(Beginning of DATA FOR THIS EXERCISE)

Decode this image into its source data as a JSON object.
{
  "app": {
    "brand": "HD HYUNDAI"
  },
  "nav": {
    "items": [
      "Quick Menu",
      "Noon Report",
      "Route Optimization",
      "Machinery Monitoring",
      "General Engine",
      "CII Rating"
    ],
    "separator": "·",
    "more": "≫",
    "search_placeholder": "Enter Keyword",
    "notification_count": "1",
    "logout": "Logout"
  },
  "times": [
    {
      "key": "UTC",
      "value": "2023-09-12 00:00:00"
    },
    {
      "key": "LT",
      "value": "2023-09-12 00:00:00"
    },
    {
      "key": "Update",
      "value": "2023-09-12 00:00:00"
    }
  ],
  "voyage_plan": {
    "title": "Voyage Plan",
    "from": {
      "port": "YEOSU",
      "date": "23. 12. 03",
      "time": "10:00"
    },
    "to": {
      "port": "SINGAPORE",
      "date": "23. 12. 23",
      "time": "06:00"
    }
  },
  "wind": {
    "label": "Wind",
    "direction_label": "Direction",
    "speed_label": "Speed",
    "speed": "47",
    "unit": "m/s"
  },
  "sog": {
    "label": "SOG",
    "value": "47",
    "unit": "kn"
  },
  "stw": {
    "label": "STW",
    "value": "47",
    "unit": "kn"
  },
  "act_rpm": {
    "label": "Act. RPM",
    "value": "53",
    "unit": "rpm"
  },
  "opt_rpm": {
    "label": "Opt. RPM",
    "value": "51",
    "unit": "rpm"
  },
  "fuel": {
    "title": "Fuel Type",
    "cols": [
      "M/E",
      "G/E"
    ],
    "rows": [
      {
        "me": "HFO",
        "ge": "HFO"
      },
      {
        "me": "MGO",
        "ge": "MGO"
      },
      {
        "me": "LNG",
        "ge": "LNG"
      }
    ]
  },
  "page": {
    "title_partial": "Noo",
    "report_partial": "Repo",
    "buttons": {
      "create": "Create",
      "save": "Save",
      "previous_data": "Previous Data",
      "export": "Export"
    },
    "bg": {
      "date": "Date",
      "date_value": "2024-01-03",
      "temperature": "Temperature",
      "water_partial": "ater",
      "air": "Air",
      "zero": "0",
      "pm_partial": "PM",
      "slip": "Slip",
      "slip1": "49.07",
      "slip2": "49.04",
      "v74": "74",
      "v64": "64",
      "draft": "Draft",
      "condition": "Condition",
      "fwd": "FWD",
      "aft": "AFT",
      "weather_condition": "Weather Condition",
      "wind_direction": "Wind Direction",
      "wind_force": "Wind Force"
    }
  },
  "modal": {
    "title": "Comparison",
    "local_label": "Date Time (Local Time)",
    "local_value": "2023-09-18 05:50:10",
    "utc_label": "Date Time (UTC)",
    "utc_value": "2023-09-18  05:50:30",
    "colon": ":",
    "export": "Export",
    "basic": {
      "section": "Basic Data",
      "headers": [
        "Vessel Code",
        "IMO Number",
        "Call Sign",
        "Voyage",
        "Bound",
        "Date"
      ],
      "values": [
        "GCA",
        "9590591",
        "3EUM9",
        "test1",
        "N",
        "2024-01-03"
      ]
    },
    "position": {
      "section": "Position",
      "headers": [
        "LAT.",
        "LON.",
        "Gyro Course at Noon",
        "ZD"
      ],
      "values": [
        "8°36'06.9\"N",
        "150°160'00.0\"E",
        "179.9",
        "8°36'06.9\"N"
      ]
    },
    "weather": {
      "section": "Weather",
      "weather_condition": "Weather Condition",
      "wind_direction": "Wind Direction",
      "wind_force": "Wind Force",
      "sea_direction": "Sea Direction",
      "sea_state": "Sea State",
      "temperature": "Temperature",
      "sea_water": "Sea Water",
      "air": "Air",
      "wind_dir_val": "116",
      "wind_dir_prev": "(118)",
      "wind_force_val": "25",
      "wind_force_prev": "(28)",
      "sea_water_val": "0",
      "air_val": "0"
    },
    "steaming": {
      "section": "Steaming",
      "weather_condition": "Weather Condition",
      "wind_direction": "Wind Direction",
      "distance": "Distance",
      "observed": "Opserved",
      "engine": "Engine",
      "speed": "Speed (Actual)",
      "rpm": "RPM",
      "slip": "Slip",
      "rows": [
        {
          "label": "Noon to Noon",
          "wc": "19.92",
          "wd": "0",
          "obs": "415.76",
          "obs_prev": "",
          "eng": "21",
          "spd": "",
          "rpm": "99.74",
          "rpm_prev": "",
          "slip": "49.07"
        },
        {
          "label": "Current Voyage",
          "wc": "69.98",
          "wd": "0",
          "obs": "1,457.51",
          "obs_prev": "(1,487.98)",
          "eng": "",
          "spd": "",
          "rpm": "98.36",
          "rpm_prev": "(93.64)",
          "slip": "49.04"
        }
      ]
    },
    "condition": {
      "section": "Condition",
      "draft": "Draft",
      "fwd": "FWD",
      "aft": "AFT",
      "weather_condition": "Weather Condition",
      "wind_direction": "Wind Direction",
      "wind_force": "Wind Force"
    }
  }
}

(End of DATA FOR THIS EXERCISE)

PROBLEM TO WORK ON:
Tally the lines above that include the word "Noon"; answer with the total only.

THE ANSWER:
3